[[ DATA TO USE open ]]
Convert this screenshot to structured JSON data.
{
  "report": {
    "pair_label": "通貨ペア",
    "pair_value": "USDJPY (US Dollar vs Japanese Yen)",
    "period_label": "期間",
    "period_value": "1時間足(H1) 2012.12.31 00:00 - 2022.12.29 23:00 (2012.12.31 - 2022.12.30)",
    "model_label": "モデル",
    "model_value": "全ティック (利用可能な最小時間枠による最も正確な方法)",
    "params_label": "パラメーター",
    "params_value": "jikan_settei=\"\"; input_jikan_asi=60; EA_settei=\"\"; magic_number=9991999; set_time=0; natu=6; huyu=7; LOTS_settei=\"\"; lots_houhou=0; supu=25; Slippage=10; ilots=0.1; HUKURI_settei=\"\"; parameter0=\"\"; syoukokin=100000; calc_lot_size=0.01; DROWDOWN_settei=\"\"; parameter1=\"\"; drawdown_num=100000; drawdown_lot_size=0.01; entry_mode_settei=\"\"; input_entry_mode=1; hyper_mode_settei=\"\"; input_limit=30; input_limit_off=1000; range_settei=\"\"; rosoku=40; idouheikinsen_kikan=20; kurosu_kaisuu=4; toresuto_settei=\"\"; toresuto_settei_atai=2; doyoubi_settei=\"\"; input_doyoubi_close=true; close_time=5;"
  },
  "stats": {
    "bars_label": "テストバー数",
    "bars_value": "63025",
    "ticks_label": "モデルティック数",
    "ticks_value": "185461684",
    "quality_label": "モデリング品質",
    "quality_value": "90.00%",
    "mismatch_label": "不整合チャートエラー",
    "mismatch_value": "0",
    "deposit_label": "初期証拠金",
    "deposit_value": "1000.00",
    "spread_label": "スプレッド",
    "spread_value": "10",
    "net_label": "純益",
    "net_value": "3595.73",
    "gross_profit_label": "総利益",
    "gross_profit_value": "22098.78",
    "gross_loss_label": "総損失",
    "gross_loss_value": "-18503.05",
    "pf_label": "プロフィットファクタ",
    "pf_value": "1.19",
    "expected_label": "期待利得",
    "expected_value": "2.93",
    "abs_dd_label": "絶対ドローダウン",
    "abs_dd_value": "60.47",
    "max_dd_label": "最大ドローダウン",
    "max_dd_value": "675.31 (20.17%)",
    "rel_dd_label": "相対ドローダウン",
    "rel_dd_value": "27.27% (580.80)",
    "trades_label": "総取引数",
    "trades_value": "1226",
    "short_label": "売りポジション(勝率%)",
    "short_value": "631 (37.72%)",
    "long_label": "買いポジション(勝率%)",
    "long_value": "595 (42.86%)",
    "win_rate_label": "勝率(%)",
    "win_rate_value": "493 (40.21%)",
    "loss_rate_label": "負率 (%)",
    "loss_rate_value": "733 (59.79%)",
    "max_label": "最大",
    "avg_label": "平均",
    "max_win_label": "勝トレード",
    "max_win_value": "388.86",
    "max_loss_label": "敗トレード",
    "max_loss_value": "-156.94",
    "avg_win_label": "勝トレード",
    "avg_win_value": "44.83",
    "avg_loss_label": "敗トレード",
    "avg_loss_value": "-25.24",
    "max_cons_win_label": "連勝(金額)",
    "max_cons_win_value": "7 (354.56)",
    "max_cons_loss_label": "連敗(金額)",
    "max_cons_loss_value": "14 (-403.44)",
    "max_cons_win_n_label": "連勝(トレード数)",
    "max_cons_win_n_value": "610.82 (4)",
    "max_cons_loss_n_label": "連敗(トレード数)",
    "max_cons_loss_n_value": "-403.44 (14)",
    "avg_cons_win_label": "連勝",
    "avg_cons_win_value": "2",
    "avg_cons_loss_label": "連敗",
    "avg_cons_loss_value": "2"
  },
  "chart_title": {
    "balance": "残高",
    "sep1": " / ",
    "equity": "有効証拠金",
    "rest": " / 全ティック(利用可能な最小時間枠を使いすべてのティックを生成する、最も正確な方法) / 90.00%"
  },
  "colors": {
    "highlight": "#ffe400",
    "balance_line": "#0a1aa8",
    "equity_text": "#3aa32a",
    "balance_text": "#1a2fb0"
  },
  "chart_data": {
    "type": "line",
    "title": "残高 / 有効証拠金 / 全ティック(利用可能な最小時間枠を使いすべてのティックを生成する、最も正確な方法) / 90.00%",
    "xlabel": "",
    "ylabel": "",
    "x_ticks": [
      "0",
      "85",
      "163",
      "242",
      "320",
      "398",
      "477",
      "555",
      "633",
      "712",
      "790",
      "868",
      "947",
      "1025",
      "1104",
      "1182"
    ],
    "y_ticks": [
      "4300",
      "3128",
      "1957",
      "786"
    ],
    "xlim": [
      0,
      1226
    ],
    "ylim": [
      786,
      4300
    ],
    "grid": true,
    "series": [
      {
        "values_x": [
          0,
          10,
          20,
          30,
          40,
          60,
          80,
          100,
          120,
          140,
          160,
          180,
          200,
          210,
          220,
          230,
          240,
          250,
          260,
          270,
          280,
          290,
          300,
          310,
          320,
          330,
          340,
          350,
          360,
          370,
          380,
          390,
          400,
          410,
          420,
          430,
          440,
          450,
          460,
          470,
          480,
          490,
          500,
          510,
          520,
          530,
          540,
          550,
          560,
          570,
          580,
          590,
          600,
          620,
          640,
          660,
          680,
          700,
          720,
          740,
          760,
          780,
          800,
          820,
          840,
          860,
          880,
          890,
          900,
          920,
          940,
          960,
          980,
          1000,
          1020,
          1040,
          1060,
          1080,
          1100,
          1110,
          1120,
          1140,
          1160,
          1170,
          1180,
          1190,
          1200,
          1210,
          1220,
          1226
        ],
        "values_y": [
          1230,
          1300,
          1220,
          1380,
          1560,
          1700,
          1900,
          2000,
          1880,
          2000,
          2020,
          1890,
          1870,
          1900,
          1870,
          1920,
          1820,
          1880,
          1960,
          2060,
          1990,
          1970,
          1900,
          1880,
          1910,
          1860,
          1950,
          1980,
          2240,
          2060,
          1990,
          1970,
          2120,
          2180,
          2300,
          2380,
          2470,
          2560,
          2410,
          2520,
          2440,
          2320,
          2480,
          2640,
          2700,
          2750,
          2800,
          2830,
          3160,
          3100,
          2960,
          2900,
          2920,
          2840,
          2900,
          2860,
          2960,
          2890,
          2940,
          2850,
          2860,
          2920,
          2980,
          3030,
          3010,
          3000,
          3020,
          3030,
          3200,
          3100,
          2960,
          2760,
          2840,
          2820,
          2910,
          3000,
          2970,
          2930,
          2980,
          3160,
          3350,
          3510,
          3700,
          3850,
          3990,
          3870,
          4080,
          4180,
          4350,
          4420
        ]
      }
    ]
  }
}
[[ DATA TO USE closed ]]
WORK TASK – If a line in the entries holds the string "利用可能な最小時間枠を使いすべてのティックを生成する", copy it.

RESPONSE BELOW –
    "rest": " / 全ティック(利用可能な最小時間枠を使いすべてのティックを生成する、最も正確な方法) / 90.00%"
    "title": "残高 / 有効証拠金 / 全ティック(利用可能な最小時間枠を使いすべてのティックを生成する、最も正確な方法) / 90.00%",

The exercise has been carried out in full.